  • 7) Take your feedback seriously You have to appoint someone to read all of the feedback and answer all emails, I don’t know about you but I don’t download anything with less than 4 stars. We have used our star rating as a key KPI. You need to know what people are finding not so good about the app and do something to make them stop. You can also use the feedback as insight into your development roadmap, companies shell out thousands of pounds for user panels, here it’s all free (or within your 30%!).
  • 8) Let a thousand flowers bloom Finally, embrace the fact that this is all new, exciting and unknown. We’ve set up a creative hub to test different products, platforms and resource permutations. We’re testing different types of product with differing shelf lives and production cycles which will help us get create more innovative products and to get to a P&L picture more quickly.
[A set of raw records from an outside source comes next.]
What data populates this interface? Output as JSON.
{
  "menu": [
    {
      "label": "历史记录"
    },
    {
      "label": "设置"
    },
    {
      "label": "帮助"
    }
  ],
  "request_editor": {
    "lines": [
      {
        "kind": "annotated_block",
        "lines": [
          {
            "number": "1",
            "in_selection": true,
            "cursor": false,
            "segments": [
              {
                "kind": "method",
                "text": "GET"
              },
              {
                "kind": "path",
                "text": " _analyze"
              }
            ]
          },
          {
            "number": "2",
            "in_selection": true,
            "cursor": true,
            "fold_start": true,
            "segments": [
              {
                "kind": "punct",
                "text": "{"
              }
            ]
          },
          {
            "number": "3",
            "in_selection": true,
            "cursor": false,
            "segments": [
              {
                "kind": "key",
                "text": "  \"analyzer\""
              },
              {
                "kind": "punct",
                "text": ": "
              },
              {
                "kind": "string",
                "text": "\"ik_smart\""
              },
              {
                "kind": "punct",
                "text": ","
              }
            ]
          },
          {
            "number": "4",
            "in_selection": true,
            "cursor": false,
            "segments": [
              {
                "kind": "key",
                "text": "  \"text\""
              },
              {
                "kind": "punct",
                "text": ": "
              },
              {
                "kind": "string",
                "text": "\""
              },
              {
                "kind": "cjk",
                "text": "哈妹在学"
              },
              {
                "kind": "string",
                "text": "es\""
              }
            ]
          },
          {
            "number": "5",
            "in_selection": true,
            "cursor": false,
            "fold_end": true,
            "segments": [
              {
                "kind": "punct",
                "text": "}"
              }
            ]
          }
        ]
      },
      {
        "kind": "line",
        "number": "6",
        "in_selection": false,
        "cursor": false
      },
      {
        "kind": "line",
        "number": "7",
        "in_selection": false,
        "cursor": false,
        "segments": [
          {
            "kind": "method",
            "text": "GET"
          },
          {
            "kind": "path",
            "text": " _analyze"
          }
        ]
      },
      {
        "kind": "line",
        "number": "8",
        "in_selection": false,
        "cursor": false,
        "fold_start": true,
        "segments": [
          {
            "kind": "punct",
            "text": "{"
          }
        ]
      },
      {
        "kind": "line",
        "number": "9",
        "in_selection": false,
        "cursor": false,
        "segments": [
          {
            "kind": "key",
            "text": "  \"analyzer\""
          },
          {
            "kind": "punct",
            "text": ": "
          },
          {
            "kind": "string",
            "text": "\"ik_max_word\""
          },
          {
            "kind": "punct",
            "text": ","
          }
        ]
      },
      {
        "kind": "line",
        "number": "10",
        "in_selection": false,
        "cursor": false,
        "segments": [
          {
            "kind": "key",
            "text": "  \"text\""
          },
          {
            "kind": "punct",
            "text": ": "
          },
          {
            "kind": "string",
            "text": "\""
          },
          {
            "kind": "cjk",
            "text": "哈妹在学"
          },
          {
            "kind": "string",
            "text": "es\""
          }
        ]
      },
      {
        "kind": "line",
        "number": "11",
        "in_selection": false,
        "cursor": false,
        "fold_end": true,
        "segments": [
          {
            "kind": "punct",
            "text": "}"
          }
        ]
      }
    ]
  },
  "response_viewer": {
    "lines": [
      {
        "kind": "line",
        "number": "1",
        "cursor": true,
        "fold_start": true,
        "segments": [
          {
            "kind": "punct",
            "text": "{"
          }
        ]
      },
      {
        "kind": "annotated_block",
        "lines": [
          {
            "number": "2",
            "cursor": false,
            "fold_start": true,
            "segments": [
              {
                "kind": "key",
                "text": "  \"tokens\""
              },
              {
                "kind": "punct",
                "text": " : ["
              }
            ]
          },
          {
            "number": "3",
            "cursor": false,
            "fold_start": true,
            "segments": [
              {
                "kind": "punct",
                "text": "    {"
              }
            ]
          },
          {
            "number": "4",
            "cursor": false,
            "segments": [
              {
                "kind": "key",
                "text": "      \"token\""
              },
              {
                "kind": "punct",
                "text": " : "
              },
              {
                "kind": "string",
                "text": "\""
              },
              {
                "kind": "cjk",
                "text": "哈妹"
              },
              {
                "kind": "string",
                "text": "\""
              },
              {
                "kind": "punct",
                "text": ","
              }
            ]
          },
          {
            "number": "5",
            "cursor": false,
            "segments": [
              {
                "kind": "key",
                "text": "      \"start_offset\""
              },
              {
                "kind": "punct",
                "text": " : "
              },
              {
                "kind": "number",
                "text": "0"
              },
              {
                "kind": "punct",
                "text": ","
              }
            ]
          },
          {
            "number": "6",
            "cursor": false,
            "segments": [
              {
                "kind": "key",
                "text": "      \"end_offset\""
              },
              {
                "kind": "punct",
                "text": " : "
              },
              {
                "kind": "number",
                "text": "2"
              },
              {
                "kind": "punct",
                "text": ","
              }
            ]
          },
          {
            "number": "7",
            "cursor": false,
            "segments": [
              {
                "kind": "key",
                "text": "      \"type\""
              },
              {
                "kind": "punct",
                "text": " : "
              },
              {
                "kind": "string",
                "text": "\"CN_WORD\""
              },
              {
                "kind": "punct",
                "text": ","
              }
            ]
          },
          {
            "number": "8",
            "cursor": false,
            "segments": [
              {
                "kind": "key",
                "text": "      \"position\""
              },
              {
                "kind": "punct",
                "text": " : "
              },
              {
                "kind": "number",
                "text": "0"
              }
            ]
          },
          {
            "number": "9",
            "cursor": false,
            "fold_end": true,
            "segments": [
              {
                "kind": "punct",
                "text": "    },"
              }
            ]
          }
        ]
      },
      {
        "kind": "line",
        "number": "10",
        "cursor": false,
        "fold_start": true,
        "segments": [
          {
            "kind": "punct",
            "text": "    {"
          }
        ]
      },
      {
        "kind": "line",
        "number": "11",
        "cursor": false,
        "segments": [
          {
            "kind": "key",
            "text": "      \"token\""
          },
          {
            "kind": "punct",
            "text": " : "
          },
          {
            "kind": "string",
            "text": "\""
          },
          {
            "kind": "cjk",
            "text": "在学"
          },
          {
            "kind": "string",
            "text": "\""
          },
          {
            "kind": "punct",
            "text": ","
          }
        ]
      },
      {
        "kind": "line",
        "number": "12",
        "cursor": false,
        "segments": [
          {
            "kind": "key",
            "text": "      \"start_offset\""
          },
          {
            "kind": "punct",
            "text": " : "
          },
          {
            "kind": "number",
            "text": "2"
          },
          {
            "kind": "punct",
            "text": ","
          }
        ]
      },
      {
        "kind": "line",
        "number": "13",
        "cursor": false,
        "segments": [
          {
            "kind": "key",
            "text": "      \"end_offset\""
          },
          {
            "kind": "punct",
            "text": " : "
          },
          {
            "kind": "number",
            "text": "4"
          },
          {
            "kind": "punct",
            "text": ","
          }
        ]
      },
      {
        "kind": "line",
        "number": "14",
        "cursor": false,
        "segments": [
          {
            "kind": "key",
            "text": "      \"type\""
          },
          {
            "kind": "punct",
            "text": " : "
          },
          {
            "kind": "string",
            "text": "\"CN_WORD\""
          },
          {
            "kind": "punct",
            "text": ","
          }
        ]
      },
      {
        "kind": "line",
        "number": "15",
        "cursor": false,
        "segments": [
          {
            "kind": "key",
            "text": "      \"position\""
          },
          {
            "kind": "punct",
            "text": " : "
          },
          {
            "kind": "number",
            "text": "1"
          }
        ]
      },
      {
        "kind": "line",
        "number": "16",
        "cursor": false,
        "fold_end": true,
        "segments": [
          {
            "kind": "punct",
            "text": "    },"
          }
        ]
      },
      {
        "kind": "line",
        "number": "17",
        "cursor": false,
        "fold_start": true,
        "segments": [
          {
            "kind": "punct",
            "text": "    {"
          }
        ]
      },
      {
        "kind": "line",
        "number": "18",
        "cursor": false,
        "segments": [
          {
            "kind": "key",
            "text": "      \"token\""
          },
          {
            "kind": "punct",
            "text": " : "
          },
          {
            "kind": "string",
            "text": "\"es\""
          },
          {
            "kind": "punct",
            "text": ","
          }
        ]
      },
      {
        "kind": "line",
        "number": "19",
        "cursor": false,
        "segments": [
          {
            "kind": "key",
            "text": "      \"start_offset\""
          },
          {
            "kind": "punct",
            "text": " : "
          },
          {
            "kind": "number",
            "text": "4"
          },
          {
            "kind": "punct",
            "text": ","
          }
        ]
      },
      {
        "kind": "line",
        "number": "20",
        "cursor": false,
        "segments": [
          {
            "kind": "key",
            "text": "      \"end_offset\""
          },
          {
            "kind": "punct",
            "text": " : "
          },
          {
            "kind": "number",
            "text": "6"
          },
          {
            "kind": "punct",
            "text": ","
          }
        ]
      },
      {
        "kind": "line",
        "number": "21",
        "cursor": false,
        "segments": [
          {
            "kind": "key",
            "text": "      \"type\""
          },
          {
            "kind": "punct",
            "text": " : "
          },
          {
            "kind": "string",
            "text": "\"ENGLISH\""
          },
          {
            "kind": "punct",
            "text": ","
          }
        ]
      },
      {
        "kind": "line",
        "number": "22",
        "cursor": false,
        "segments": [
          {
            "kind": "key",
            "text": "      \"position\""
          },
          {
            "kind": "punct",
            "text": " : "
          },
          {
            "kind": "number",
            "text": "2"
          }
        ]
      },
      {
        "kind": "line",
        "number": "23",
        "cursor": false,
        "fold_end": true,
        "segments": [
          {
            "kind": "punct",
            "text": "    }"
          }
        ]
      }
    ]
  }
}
Our first one off product launched last month, a Sky At Night Man in Space special with a longer shelf life and less bespoke format. Internally we’re constantly reviewing, analysing and honing our products. For example, when downloads of our free sample issues were in decline, we agreed to release more seasonal versions, as a result they’ve increased again. Similarly, when we scratched our heads over that fact that February’s issue of GF still accounted for 15% of our monthly sales in May, we realised it’s because we had given it a title ‘The Healthy Eating Issue’, so now we have ‘BBQ issue’, ‘dinner party issue’.
  • Summary Clearly, it’s early days and we’re learning all the time. Sales are growing each month by around 15%. Interestingly, we see around 10% of sales for back issues which shows a long tail opportunity. Around 80% sales are UK based so we’ll be looking to grow internationally over the next 12 months, especially in English language countries. We’ll be producing more one off editions to test other titles and we’ll be launching Android products in the next month or so. Also subscription in the UK. We have a couple of big launches to come later this year, and we’re generally looking at revenues increasing every month. It wasn’t a huge investment on the scale of things and we’re all very happy with results to date. My final bit of advioe is possibly the most important I can give you today: don’t run down the stairs for a tube. They’re every two minutes and I’ve been unable to walk for over two months. Thanks for listening and I’ll be happy to answers questions at the end.

Mobile Media Strategy2011 Rebekah Billingsley Mobile Media Strategy2011 Rebekah Billingsley Presentation Transcript

  • Rebekah Billingsley Publishing Director, Mobile BBC Magazines
  • BBC Magazines and Mobile
  • 1) Make mobile an important part of your strategy View slide
  • 2) Understand your existing mobile audience… View slide
  • 3) Develop the right products
  • 4) Identify the right technology
  • 5) Name your price (and name it again)
  • 6) Bring your advertisers with you
  • 7) Take feedback seriously
  • 8) Let a thousand flowers bloom…
  • Thanks Rebekah Billingsley, BBC Magazines